Going through the records that follow, please count the lines with "holiday" in them and give only the count.

(Element data from apps and pages)
==================================================

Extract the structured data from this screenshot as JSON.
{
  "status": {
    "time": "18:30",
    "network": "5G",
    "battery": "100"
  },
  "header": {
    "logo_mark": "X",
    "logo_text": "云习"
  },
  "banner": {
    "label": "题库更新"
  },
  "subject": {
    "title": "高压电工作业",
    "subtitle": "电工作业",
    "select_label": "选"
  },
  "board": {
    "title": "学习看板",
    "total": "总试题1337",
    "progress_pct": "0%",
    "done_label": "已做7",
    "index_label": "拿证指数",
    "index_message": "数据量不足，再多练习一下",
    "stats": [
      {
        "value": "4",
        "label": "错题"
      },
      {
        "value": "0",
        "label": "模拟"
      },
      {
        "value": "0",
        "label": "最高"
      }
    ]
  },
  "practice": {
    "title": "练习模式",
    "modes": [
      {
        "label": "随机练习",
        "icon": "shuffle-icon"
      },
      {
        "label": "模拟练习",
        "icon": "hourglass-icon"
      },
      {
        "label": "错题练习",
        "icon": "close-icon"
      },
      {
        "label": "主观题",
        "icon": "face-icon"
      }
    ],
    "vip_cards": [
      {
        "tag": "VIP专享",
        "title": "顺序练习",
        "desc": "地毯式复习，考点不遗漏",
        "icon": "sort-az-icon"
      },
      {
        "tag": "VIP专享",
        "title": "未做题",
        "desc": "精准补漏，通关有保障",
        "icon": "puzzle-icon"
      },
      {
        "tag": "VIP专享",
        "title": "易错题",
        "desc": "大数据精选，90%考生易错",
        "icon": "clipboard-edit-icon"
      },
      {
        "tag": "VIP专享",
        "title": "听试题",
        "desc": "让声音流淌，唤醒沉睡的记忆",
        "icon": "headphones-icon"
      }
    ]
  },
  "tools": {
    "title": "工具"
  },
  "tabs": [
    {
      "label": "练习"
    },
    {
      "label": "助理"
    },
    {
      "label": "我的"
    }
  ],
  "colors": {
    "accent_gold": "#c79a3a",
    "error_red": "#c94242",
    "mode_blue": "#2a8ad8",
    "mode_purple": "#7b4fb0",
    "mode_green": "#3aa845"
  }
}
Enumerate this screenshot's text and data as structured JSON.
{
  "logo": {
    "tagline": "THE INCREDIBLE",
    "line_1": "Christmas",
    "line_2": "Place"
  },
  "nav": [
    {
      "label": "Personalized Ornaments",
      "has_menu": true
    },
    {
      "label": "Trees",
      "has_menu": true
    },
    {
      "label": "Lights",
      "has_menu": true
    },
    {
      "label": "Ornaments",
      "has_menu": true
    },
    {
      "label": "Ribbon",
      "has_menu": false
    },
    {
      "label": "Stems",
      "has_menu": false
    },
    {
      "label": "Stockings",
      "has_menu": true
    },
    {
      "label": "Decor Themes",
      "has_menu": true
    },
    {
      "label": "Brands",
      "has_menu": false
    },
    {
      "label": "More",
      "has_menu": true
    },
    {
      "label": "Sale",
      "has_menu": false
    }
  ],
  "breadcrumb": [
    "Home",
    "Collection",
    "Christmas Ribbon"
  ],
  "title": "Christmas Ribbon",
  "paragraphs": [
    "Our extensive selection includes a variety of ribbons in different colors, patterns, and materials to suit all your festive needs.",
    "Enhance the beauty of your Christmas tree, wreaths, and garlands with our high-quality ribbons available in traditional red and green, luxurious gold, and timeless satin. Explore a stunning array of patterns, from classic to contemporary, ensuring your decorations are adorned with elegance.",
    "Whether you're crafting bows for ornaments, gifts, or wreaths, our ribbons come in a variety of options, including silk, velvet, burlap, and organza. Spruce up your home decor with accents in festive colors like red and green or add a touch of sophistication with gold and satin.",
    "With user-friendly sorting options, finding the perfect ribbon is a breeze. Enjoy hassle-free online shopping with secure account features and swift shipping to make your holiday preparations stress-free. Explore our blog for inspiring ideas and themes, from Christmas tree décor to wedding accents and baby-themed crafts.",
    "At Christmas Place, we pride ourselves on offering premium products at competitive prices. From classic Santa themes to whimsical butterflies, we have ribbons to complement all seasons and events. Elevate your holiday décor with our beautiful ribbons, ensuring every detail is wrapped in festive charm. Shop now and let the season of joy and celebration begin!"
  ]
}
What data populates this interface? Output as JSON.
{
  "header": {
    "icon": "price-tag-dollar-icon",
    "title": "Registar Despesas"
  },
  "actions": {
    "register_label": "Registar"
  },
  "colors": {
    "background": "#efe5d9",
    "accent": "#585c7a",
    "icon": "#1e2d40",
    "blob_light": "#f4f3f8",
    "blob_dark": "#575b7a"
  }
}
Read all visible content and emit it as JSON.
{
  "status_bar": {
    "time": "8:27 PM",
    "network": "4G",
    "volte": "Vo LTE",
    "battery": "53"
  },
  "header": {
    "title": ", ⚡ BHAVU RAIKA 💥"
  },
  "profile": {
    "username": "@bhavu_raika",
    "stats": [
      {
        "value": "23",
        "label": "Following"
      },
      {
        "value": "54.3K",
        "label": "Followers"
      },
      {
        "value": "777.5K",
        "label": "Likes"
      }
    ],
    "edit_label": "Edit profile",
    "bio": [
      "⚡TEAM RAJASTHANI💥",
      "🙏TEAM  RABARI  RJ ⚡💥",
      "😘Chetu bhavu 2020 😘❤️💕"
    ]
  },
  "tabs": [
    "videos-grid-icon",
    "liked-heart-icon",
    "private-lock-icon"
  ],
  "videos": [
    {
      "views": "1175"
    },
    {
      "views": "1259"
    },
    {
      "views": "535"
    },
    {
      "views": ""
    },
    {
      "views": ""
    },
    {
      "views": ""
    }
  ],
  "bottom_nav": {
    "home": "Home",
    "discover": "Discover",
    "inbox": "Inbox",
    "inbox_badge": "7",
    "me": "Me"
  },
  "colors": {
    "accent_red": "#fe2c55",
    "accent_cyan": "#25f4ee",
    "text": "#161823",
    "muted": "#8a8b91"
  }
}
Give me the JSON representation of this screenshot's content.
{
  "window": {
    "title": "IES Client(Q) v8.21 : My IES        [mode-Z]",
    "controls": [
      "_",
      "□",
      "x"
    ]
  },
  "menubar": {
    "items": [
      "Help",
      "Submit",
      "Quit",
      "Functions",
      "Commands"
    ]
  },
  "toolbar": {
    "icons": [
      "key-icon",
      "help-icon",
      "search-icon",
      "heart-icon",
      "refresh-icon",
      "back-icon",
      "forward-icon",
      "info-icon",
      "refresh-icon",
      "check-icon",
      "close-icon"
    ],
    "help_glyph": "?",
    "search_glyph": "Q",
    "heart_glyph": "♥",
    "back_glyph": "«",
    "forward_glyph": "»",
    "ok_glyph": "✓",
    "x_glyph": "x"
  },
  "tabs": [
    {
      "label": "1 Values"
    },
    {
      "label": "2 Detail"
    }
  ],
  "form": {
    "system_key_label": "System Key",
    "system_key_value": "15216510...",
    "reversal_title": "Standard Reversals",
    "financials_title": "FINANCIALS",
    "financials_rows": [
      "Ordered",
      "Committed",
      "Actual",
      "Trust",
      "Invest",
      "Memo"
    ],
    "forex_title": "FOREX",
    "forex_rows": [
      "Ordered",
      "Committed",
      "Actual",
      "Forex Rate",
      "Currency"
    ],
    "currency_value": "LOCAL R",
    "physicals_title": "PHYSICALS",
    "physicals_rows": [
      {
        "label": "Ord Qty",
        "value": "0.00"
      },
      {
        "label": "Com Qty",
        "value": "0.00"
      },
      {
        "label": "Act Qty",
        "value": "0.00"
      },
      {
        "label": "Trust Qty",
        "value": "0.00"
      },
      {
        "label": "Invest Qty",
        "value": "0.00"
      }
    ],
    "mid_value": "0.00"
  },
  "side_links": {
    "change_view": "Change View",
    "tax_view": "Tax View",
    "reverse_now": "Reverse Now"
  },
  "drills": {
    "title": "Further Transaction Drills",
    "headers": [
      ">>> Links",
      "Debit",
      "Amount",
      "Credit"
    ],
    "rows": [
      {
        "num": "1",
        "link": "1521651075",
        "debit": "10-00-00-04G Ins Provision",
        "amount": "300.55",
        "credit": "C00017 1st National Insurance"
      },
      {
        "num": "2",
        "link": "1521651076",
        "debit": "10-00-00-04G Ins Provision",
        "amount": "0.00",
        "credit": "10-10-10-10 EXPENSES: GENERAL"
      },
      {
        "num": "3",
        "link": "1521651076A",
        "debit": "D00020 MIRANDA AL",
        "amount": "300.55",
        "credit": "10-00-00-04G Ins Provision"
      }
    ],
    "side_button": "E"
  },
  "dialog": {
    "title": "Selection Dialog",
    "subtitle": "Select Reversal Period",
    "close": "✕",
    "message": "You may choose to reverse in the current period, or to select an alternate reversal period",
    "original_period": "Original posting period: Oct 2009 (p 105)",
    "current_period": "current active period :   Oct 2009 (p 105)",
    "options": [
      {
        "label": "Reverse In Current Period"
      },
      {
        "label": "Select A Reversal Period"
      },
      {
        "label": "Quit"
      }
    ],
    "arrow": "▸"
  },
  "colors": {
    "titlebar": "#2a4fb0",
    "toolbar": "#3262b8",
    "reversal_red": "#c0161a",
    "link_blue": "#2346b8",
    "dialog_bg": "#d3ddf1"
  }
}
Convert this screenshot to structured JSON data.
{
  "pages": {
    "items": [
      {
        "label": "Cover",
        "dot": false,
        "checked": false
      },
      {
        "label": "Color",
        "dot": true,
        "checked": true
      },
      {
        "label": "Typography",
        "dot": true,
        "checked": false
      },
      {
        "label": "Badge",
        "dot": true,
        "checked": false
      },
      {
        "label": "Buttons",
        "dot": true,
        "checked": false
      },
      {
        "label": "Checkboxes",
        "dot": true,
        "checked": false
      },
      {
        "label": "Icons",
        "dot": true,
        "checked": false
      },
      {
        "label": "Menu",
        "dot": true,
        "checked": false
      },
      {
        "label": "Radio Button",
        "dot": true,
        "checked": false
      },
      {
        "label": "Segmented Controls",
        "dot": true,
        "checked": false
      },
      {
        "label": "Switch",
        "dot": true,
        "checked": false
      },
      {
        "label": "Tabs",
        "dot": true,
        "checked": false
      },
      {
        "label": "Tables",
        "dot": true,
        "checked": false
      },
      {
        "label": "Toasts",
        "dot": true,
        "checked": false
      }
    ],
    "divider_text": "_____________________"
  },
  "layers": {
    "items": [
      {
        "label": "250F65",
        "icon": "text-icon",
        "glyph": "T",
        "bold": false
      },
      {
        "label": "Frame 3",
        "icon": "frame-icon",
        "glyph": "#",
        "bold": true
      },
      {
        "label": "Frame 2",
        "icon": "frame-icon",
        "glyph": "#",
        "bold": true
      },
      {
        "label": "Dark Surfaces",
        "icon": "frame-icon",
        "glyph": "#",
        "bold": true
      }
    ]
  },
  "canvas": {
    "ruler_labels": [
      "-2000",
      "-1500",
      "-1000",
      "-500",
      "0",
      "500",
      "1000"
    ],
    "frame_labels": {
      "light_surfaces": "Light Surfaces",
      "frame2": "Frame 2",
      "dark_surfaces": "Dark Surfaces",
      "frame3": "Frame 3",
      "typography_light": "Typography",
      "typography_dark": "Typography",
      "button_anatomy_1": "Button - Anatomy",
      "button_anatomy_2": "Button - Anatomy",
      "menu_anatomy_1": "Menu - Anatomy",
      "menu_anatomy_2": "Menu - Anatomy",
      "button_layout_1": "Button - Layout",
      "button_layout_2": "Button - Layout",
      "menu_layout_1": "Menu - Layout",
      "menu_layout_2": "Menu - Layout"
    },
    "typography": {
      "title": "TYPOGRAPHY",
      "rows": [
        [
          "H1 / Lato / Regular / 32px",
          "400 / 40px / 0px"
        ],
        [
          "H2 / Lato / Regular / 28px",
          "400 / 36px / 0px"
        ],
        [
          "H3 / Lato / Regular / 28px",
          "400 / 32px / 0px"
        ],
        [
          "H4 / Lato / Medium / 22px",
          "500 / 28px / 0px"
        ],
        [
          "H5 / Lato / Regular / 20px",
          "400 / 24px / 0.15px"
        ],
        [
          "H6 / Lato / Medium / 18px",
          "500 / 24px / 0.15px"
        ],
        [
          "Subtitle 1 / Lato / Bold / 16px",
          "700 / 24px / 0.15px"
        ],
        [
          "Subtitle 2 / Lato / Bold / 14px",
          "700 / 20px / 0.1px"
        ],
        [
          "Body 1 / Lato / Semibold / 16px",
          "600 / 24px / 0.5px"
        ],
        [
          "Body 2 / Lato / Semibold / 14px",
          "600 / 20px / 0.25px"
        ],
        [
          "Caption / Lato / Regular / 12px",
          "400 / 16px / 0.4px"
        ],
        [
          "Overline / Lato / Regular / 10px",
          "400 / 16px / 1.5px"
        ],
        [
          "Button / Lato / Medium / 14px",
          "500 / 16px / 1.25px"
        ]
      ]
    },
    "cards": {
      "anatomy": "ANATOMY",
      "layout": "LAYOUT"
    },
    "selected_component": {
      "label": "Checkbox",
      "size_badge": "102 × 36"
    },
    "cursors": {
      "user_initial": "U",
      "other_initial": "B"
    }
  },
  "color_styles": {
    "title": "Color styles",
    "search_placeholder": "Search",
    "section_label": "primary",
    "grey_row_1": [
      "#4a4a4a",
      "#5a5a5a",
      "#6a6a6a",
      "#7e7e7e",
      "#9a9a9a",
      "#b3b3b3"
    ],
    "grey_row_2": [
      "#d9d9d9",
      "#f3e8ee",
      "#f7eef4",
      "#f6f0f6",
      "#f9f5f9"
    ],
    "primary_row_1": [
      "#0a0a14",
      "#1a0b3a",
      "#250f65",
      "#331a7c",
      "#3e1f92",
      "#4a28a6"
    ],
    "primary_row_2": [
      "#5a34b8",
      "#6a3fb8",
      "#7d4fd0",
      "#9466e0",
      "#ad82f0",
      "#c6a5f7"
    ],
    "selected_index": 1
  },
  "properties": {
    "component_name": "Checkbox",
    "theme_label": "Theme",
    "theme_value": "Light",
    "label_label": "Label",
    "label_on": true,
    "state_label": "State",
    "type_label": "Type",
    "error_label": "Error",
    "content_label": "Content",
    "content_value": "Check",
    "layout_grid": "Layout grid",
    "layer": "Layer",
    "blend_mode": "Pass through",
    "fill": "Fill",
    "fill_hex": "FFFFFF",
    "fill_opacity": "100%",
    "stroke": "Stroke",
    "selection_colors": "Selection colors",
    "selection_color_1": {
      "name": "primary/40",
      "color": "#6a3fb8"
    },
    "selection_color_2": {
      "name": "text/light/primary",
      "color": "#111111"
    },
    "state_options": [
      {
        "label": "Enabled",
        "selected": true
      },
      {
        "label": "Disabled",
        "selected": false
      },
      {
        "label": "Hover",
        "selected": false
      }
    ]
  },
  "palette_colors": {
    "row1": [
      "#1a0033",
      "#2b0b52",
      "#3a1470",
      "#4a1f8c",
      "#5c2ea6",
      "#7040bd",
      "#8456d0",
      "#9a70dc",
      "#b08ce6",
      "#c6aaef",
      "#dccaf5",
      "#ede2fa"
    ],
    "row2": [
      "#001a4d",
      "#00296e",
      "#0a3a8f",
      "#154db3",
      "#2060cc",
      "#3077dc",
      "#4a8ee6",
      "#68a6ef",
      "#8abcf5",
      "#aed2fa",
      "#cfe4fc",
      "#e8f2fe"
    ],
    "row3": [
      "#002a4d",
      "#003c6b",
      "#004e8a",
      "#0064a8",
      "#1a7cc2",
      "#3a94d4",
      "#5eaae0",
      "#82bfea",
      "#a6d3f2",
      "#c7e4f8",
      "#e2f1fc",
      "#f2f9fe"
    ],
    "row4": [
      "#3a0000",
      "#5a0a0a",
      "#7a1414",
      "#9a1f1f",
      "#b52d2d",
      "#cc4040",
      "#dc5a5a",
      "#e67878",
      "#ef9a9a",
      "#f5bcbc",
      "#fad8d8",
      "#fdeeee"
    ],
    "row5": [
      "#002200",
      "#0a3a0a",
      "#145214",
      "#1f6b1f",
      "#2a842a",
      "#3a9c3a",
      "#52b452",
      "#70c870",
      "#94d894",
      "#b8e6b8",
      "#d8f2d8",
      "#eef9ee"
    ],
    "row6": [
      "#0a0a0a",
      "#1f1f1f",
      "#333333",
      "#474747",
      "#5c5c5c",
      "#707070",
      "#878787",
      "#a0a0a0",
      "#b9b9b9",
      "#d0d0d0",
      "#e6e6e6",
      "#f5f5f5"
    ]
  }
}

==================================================

● RESPONSE TO THIS EXERCISE:
2